WHAT IS NEEDED
Every line of the listing must be repeated exactly.

DATA LISTING
- - - -
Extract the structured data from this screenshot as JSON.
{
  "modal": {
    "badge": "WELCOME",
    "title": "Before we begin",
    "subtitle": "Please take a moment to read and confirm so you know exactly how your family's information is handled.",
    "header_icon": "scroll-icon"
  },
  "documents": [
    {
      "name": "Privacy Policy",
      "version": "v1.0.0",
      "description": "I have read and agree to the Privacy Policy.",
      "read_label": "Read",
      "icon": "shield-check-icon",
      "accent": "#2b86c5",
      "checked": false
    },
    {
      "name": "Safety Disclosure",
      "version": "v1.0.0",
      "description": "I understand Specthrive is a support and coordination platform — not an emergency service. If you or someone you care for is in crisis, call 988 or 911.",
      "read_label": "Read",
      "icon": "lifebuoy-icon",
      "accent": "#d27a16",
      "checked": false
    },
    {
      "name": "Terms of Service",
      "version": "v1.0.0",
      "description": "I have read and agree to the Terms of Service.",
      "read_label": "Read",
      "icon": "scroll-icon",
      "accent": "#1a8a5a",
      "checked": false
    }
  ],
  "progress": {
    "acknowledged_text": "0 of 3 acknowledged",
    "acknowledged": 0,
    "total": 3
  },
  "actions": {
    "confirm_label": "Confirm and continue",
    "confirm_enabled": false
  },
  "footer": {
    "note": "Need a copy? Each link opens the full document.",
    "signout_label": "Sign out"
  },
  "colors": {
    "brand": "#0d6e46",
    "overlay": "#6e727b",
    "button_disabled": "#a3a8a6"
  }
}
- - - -
WORKED SOLUTION
Extract the structured data from this screenshot as JSON.
{
  "modal": {
    "badge": "WELCOME",
    "title": "Before we begin",
    "subtitle": "Please take a moment to read and confirm so you know exactly how your family's information is handled.",
    "header_icon": "scroll-icon"
  },
  "documents": [
    {
      "name": "Privacy Policy",
      "version": "v1.0.0",
      "description": "I have read and agree to the Privacy Policy.",
      "read_label": "Read",
      "icon": "shield-check-icon",
      "accent": "#2b86c5",
      "checked": false
    },
    {
      "name": "Safety Disclosure",
      "version": "v1.0.0",
      "description": "I understand Specthrive is a support and coordination platform — not an emergency service. If you or someone you care for is in crisis, call 988 or 911.",
      "read_label": "Read",
      "icon": "lifebuoy-icon",
      "accent": "#d27a16",
      "checked": false
    },
    {
      "name": "Terms of Service",
      "version": "v1.0.0",
      "description": "I have read and agree to the Terms of Service.",
      "read_label": "Read",
      "icon": "scroll-icon",
      "accent": "#1a8a5a",
      "checked": false
    }
  ],
  "progress": {
    "acknowledged_text": "0 of 3 acknowledged",
    "acknowledged": 0,
    "total": 3
  },
  "actions": {
    "confirm_label": "Confirm and continue",
    "confirm_enabled": false
  },
  "footer": {
    "note": "Need a copy? Each link opens the full document.",
    "signout_label": "Sign out"
  },
  "colors": {
    "brand": "#0d6e46",
    "overlay": "#6e727b",
    "button_disabled": "#a3a8a6"
  }
}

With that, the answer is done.